Available data →
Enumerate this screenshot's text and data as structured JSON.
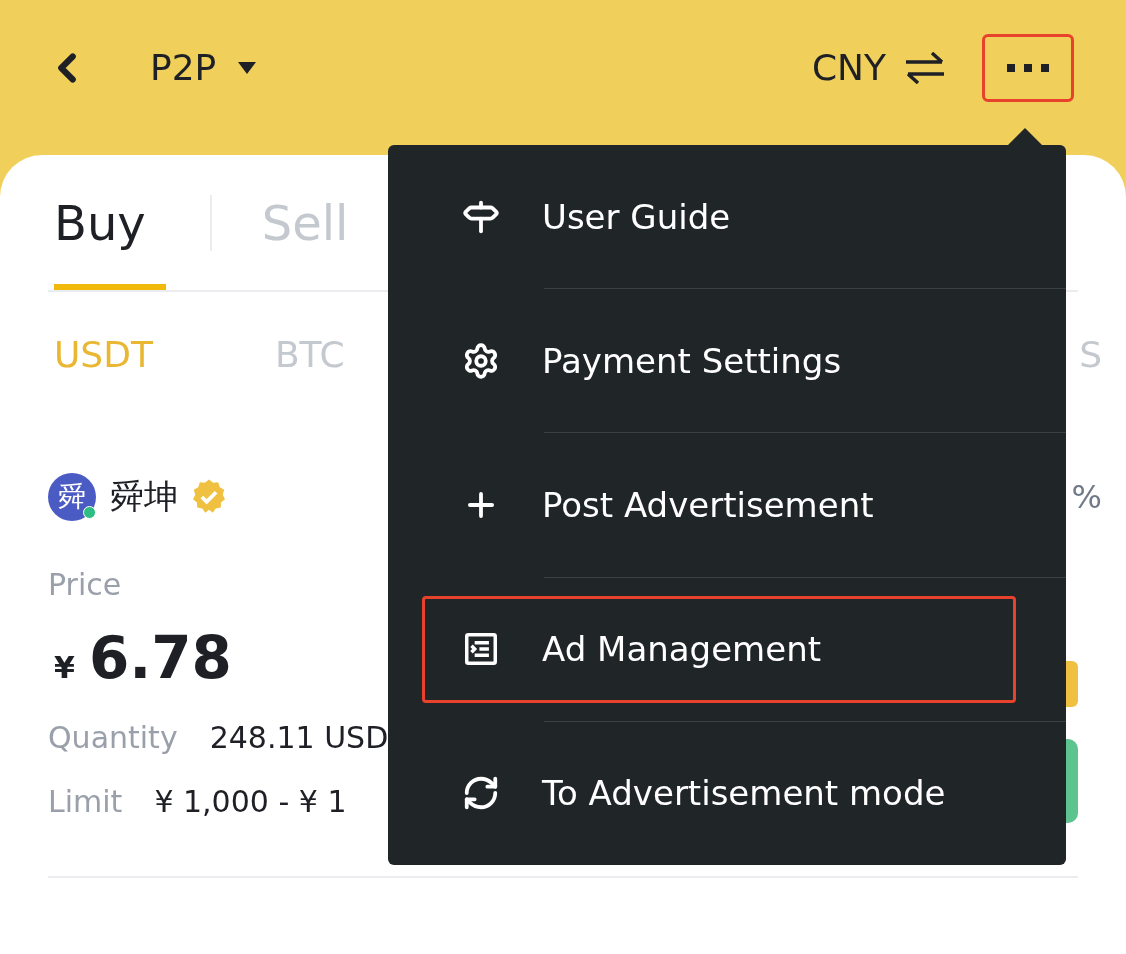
{
  "header": {
    "title": "P2P",
    "currency": "CNY",
    "more_highlighted": true
  },
  "trade_tabs": [
    {
      "label": "Buy",
      "selected": true
    },
    {
      "label": "Sell",
      "selected": false
    }
  ],
  "coin_tabs": [
    {
      "label": "USDT",
      "selected": true
    },
    {
      "label": "BTC",
      "selected": false
    },
    {
      "label": "S",
      "selected": false
    }
  ],
  "listing": {
    "avatar_letter": "舜",
    "online": true,
    "advertiser": "舜坤",
    "verified": true,
    "column_2": "%",
    "price_label": "Price",
    "currency_symbol": "¥",
    "price": "6.78",
    "quantity_label": "Quantity",
    "quantity": "248.11 USD",
    "limit_label": "Limit",
    "limit": "¥ 1,000 - ¥ 1"
  },
  "menu": {
    "items": [
      {
        "kind": "guide",
        "label": "User Guide",
        "highlighted": false
      },
      {
        "kind": "settings",
        "label": "Payment Settings",
        "highlighted": false
      },
      {
        "kind": "post",
        "label": "Post Advertisement",
        "highlighted": false
      },
      {
        "kind": "manage",
        "label": "Ad Management",
        "highlighted": true
      },
      {
        "kind": "switch",
        "label": "To Advertisement mode",
        "highlighted": false
      }
    ]
  }
}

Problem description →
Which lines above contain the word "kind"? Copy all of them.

Answer section →
        "kind": "guide",
        "kind": "settings",
        "kind": "post",
        "kind": "manage",
        "kind": "switch",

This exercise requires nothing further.